With Swan Song, Pithing Needle, and even Golgari Charm to a lesser extent, we have quite a few ways to interact with Sneak Attack while also having spells that are versatile enough to come in against other matchups. One of the most important parts about Legacy that I like to stress is that your sideboard needs to be versatile when you’re playing a fair deck. You need spells that can interact with multiple archetypes in unique ways. If your sideboard isn’t versatile enough, you could find yourself stuck with too many mediocre cards left in your deck against a combo opponent, and that is never a good feeling!

Mr. Anderson Goes To Washington
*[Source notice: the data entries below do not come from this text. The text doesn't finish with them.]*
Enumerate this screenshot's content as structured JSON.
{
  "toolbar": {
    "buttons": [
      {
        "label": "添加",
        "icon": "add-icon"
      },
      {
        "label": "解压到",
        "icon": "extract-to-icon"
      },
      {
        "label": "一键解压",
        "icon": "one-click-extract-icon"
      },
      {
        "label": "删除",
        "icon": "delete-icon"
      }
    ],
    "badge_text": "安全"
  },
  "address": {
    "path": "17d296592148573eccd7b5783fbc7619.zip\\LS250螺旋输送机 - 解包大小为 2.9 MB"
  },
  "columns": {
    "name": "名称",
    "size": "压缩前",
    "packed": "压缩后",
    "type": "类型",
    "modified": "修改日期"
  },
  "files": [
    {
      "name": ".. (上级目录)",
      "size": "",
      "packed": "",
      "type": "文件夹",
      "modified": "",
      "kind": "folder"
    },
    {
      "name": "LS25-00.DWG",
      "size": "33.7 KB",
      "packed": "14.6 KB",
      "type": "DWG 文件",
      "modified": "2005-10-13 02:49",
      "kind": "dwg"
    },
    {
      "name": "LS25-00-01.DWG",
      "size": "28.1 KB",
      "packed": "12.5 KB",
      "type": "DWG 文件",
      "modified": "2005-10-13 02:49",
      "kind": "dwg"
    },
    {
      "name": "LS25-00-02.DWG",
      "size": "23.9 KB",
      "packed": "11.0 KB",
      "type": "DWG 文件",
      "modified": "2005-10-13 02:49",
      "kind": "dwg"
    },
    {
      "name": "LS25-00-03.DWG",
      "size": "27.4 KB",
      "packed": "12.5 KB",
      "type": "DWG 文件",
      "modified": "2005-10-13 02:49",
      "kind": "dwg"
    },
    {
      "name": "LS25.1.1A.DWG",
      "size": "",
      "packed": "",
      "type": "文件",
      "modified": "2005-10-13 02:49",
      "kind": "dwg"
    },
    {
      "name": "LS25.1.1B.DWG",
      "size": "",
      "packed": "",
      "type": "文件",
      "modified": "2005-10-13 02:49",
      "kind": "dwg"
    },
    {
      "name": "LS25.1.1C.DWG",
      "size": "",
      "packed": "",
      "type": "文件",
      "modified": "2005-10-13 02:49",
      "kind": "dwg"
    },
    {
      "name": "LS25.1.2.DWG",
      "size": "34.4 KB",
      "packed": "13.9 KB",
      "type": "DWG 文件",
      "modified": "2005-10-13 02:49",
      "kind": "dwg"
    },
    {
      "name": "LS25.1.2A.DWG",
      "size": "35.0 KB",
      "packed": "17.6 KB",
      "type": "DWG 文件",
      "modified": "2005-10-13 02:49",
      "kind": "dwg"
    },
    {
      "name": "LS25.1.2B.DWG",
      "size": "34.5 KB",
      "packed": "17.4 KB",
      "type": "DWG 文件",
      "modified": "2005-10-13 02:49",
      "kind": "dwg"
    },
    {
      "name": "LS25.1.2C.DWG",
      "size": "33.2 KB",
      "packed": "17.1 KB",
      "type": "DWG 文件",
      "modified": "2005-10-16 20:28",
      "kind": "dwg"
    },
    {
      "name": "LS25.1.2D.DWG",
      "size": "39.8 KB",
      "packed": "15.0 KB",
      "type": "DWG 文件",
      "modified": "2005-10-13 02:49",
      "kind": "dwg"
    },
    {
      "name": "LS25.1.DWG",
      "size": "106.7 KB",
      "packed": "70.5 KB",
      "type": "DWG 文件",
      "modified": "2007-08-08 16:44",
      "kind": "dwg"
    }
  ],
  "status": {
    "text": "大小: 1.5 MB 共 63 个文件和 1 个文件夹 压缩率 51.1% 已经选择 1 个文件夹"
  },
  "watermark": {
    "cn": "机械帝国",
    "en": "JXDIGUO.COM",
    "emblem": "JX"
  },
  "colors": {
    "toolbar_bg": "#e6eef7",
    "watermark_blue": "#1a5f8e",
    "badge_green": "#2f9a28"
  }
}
I’ve been looking forward to this weekend for a while now. Legacy is absolutely my favorite format to play for multiple reasons, and this tournament will hopefully be a stepping stone for me to get back on the Pro Tour. Obviously a Top 8 (or Top 4) is not outside the realm of possibility, but I will still have to get pretty lucky and bring a solid deck to the table.

If you have any suggestions about the above decklists, I would love to hear them. The two I’ve been working on have been strictly theorycrafting, as I haven’t had a chance to test with True-Name Nemesis yet. I think the card is bonkers, though it is obviously mediocre against combo decks. I’m just banking on the disruption package to help in those matchups as well as a prepared sideboard plan.

If you’re coming to DC, then I’ll see you there!

Thanks for reading.

Todd Anderson
strong sad on Magic Online
@strong_sad on Twitter